It was Vettel’s ninth win for Ferrari, which puts him equal on wins for the Scuderia with teammate Raikkonen and Rubens Barrichello. He is two wins behind the tally amassed by Felipe Massa and Fernando Alonso during their respective spells with the team. It was Ferrari’s 230th win in their 950th race, dating back to the inaugural F1 season in 1950.

It has now been five years since Raikkonen’s last win, which came at the 2013 Australian Grand Prix with Lotus. Since then, he has reached the podium 22 times without victory which is one of F1’s rather unwanted records to have. Encouragingly Kimi did out qualify Vettel, which is a feat he only achieved four times in 2017, so he may well ascend to the top step of the podium later this season.

Force India failed to score a point for the first time in 14 races (2017 Monaco), as they have currently slipped back from the lofty ‘best of the rest’ position they have enjoyed the last two years. Force India’s loss proved to be Renault’s gain as the team most likely to take fourth place this year achieved their goal of having both cars in the points with Nico Hulkenberg in seventh and Carlos Sainz Jr. in 10th.

Renault will find themselves pushed hard by McLaren this year, who have already equaled their best result of the Honda era in their very first Grand Prix with Renault power. Fernando Alonso came in an opportunistic fifth, and Stoffel Vandoorne backed him up with ninth place.

Haas had the best starting positions of the teams’ brief existence with sixth and seventh on the grid and looked set for a stellar finish before wheel nut problems in consecutive pit stops forced both Kevin Magnussen and Romain Grosjean to retire. Until that point, Magnussen had been the star of the race with a great opening lap pass, he had held off Max Verstappen in the Red Bull for fourth. Haas will surely have a say in the fight at the front of the midfield this year, if they can keep development pace with Renault and McLaren it will make for a fascinating season.

Lastly, hometown hero Daniel Ricciardo came in a frustrating fourth after a grid penalty saw him start in eighth place. He can take some consolation for the immense pressure he was able to put on third place finisher Raikkonen and for taking the fastest lap of the race with a 1:25.945 on the 54th lap. It is the Aussie’s 10th fastest lap which ties him with legends Graham Hill, Mario Andretti, and John Surtees.

Tags : , , , , , , , , ,

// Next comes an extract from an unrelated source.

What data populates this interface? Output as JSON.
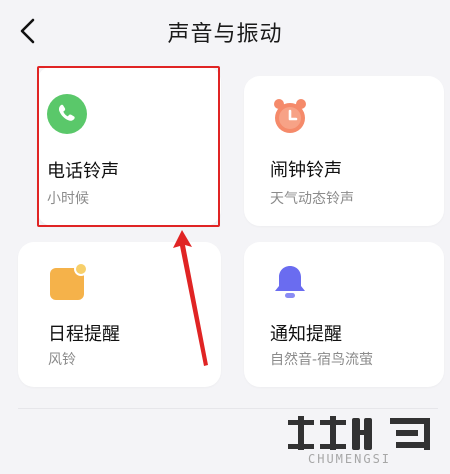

Associate Editor of Motorsports Tribune and jack of all trades, Adam is our resident Formula 1 expert. He has covered F1, IndyCar, WEC, IMSA, NASCAR, PWC and more. His work has been featured on multiple outlets including AutoWeek and A MT Co-founder, Adam has been with us since the beginning when he and Joey created Tribute Racing back in 2012. When not at the track or writing about cars, Adam can be found enjoying the Oregon back roads in his GTI.